WHAT TO DO →
Return all of the data verbatim, dropping any picture.

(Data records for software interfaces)
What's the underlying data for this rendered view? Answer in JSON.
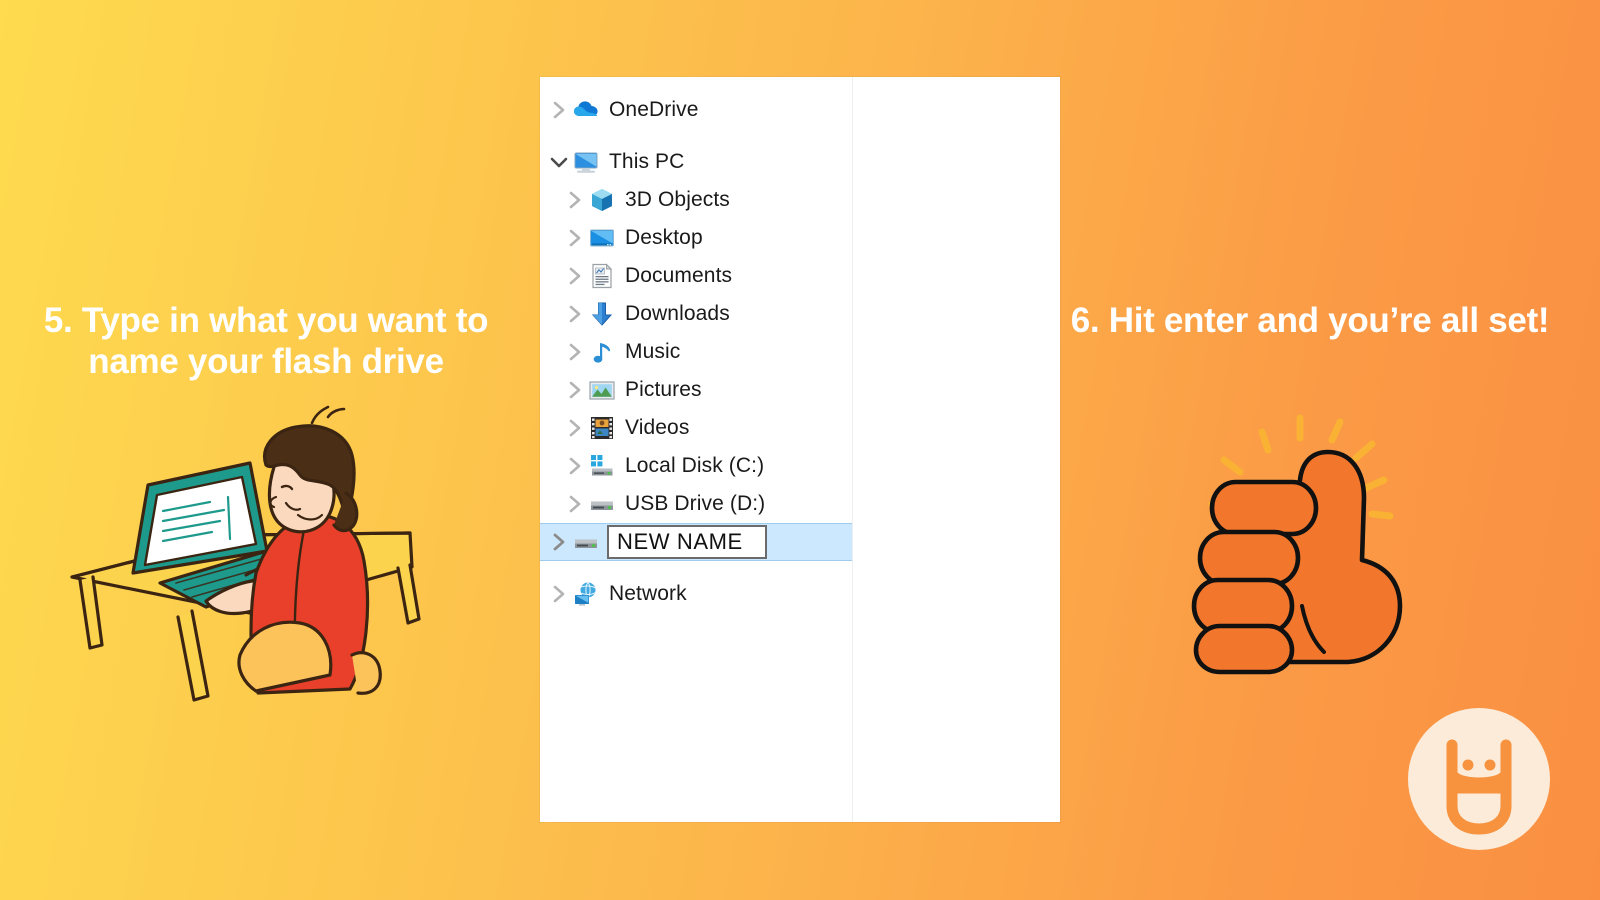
{
  "background": {
    "gradient_from": "#FEDB4F",
    "gradient_to": "#FA8F42"
  },
  "captions": {
    "left": "5. Type in what you want to name your flash drive",
    "right": "6. Hit enter and you’re all set!"
  },
  "illustrations": {
    "left": "person-typing-on-laptop-illustration",
    "right": "thumbs-up-illustration"
  },
  "logo": {
    "name": "usb-smiley-logo",
    "circle_color": "#FCEBD8",
    "mark_color": "#F7923E"
  },
  "explorer": {
    "window_name": "windows-file-explorer-navigation-pane",
    "selection_color": "#CCE8FF",
    "tree": [
      {
        "label": "OneDrive",
        "icon": "onedrive-cloud-icon",
        "indent": 0,
        "expanded": false,
        "selected": false
      },
      {
        "label": "This PC",
        "icon": "this-pc-monitor-icon",
        "indent": 0,
        "expanded": true,
        "selected": false
      },
      {
        "label": "3D Objects",
        "icon": "3d-objects-cube-icon",
        "indent": 1,
        "expanded": false,
        "selected": false
      },
      {
        "label": "Desktop",
        "icon": "desktop-icon",
        "indent": 1,
        "expanded": false,
        "selected": false
      },
      {
        "label": "Documents",
        "icon": "documents-icon",
        "indent": 1,
        "expanded": false,
        "selected": false
      },
      {
        "label": "Downloads",
        "icon": "downloads-arrow-icon",
        "indent": 1,
        "expanded": false,
        "selected": false
      },
      {
        "label": "Music",
        "icon": "music-note-icon",
        "indent": 1,
        "expanded": false,
        "selected": false
      },
      {
        "label": "Pictures",
        "icon": "pictures-icon",
        "indent": 1,
        "expanded": false,
        "selected": false
      },
      {
        "label": "Videos",
        "icon": "videos-film-icon",
        "indent": 1,
        "expanded": false,
        "selected": false
      },
      {
        "label": "Local Disk (C:)",
        "icon": "local-disk-icon",
        "indent": 1,
        "expanded": false,
        "selected": false
      },
      {
        "label": "USB Drive (D:)",
        "icon": "usb-drive-icon",
        "indent": 1,
        "expanded": false,
        "selected": false
      }
    ],
    "rename_row": {
      "icon": "usb-drive-icon",
      "value": "NEW NAME",
      "placeholder": "NEW NAME",
      "selected": true,
      "expanded": false
    },
    "network_row": {
      "label": "Network",
      "icon": "network-icon",
      "indent": 0,
      "expanded": false,
      "selected": false
    }
  }
}
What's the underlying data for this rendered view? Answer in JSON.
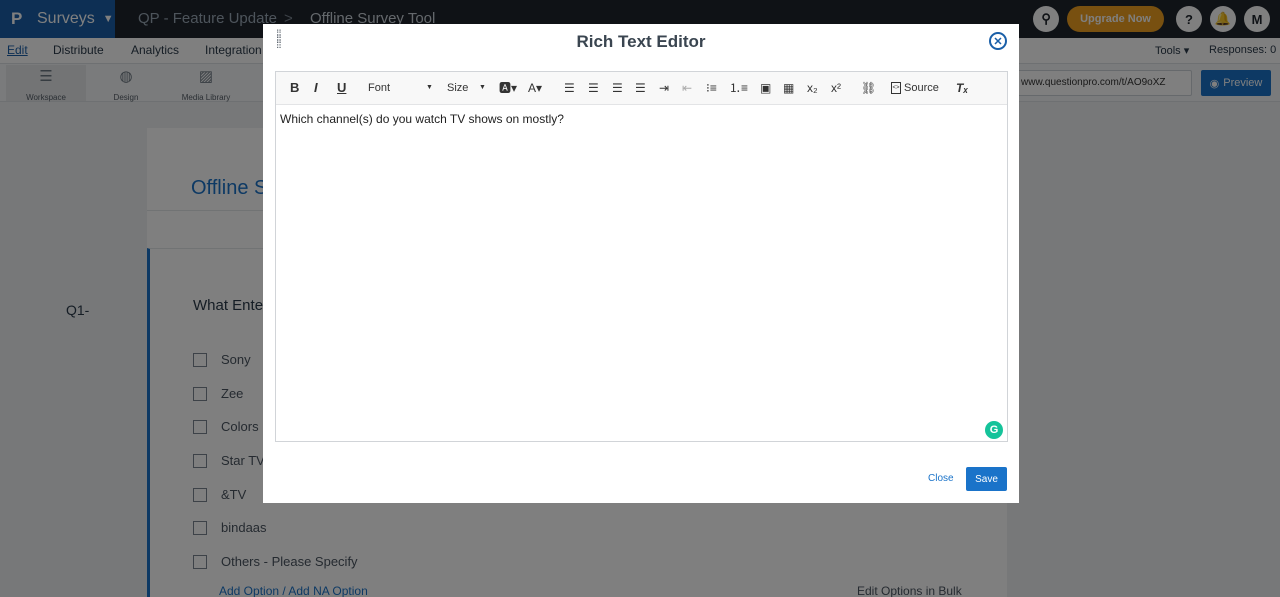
{
  "topbar": {
    "brand_label": "Surveys",
    "crumb_project": "QP - Feature Update",
    "crumb_sep": ">",
    "crumb_survey": "Offline Survey Tool",
    "upgrade_label": "Upgrade Now",
    "help_glyph": "?",
    "user_initial": "M"
  },
  "nav": {
    "items": [
      "Edit",
      "Distribute",
      "Analytics",
      "Integration"
    ],
    "tools_label": "Tools",
    "responses_label": "Responses: 0"
  },
  "toolrow": {
    "items": [
      "Workspace",
      "Design",
      "Media Library"
    ],
    "url": "www.questionpro.com/t/AO9oXZ",
    "preview_label": "Preview"
  },
  "survey": {
    "title": "Offline S",
    "question_number": "Q1-",
    "question_text": "What Ente",
    "options": [
      "Sony",
      "Zee",
      "Colors",
      "Star TV",
      "&TV",
      "bindaas",
      "Others - Please Specify"
    ],
    "add_option_label": "Add Option / Add NA Option",
    "edit_bulk_label": "Edit Options in Bulk"
  },
  "modal": {
    "title": "Rich Text Editor",
    "toolbar": {
      "bold": "B",
      "italic": "I",
      "underline": "U",
      "font_label": "Font",
      "size_label": "Size",
      "source_label": "Source"
    },
    "content_text": "Which channel(s) do you watch TV shows on mostly?",
    "close_label": "Close",
    "save_label": "Save"
  },
  "colors": {
    "brand_blue": "#1a5fa8",
    "accent_blue": "#1a73c9",
    "upgrade_orange": "#f0a020",
    "grammarly_green": "#15c39a"
  }
}
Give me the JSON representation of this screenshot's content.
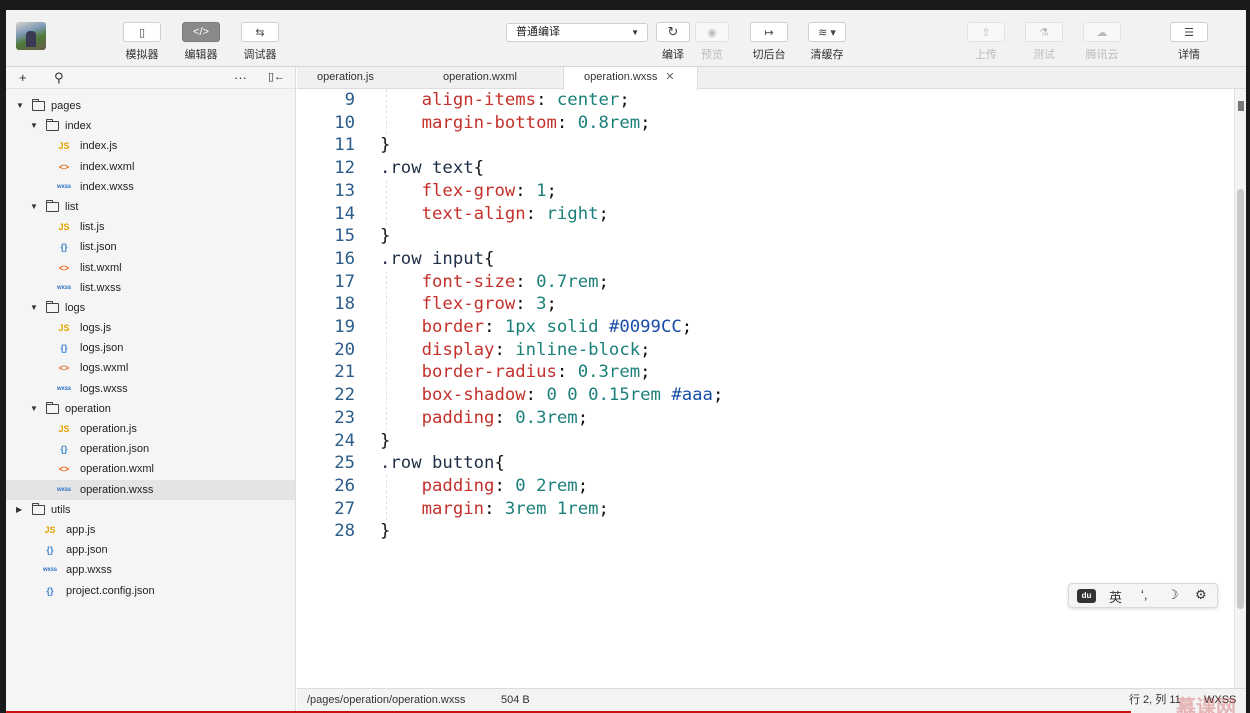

EXERCISE ANSWER →
What's the underlying data for this rendered view? Answer in JSON.
{
  "background": {
    "gradient_from": "#FEDB4F",
    "gradient_to": "#FA8F42"
  },
  "captions": {
    "left": "5. Type in what you want to name your flash drive",
    "right": "6. Hit enter and you’re all set!"
  },
  "illustrations": {
    "left": "person-typing-on-laptop-illustration",
    "right": "thumbs-up-illustration"
  },
  "logo": {
    "name": "usb-smiley-logo",
    "circle_color": "#FCEBD8",
    "mark_color": "#F7923E"
  },
  "explorer": {
    "window_name": "windows-file-explorer-navigation-pane",
    "selection_color": "#CCE8FF",
    "tree": [
      {
        "label": "OneDrive",
        "icon": "onedrive-cloud-icon",
        "indent": 0,
        "expanded": false,
        "selected": false
      },
      {
        "label": "This PC",
        "icon": "this-pc-monitor-icon",
        "indent": 0,
        "expanded": true,
        "selected": false
      },
      {
        "label": "3D Objects",
        "icon": "3d-objects-cube-icon",
        "indent": 1,
        "expanded": false,
        "selected": false
      },
      {
        "label": "Desktop",
        "icon": "desktop-icon",
        "indent": 1,
        "expanded": false,
        "selected": false
      },
      {
        "label": "Documents",
        "icon": "documents-icon",
        "indent": 1,
        "expanded": false,
        "selected": false
      },
      {
        "label": "Downloads",
        "icon": "downloads-arrow-icon",
        "indent": 1,
        "expanded": false,
        "selected": false
      },
      {
        "label": "Music",
        "icon": "music-note-icon",
        "indent": 1,
        "expanded": false,
        "selected": false
      },
      {
        "label": "Pictures",
        "icon": "pictures-icon",
        "indent": 1,
        "expanded": false,
        "selected": false
      },
      {
        "label": "Videos",
        "icon": "videos-film-icon",
        "indent": 1,
        "expanded": false,
        "selected": false
      },
      {
        "label": "Local Disk (C:)",
        "icon": "local-disk-icon",
        "indent": 1,
        "expanded": false,
        "selected": false
      },
      {
        "label": "USB Drive (D:)",
        "icon": "usb-drive-icon",
        "indent": 1,
        "expanded": false,
        "selected": false
      }
    ],
    "rename_row": {
      "icon": "usb-drive-icon",
      "value": "NEW NAME",
      "placeholder": "NEW NAME",
      "selected": true,
      "expanded": false
    },
    "network_row": {
      "label": "Network",
      "icon": "network-icon",
      "indent": 0,
      "expanded": false,
      "selected": false
    }
  }
}
What's the underlying data for this rendered view? Answer in JSON.
{
  "topbar": {
    "brand_label": "Surveys",
    "crumb_project": "QP - Feature Update",
    "crumb_sep": ">",
    "crumb_survey": "Offline Survey Tool",
    "upgrade_label": "Upgrade Now",
    "help_glyph": "?",
    "user_initial": "M"
  },
  "nav": {
    "items": [
      "Edit",
      "Distribute",
      "Analytics",
      "Integration"
    ],
    "tools_label": "Tools",
    "responses_label": "Responses: 0"
  },
  "toolrow": {
    "items": [
      "Workspace",
      "Design",
      "Media Library"
    ],
    "url": "www.questionpro.com/t/AO9oXZ",
    "preview_label": "Preview"
  },
  "survey": {
    "title": "Offline S",
    "question_number": "Q1-",
    "question_text": "What Ente",
    "options": [
      "Sony",
      "Zee",
      "Colors",
      "Star TV",
      "&TV",
      "bindaas",
      "Others - Please Specify"
    ],
    "add_option_label": "Add Option / Add NA Option",
    "edit_bulk_label": "Edit Options in Bulk"
  },
  "modal": {
    "title": "Rich Text Editor",
    "toolbar": {
      "bold": "B",
      "italic": "I",
      "underline": "U",
      "font_label": "Font",
      "size_label": "Size",
      "source_label": "Source"
    },
    "content_text": "Which channel(s) do you watch TV shows on mostly?",
    "close_label": "Close",
    "save_label": "Save"
  },
  "colors": {
    "brand_blue": "#1a5fa8",
    "accent_blue": "#1a73c9",
    "upgrade_orange": "#f0a020",
    "grammarly_green": "#15c39a"
  }
}
Give me the JSON representation of this screenshot's content.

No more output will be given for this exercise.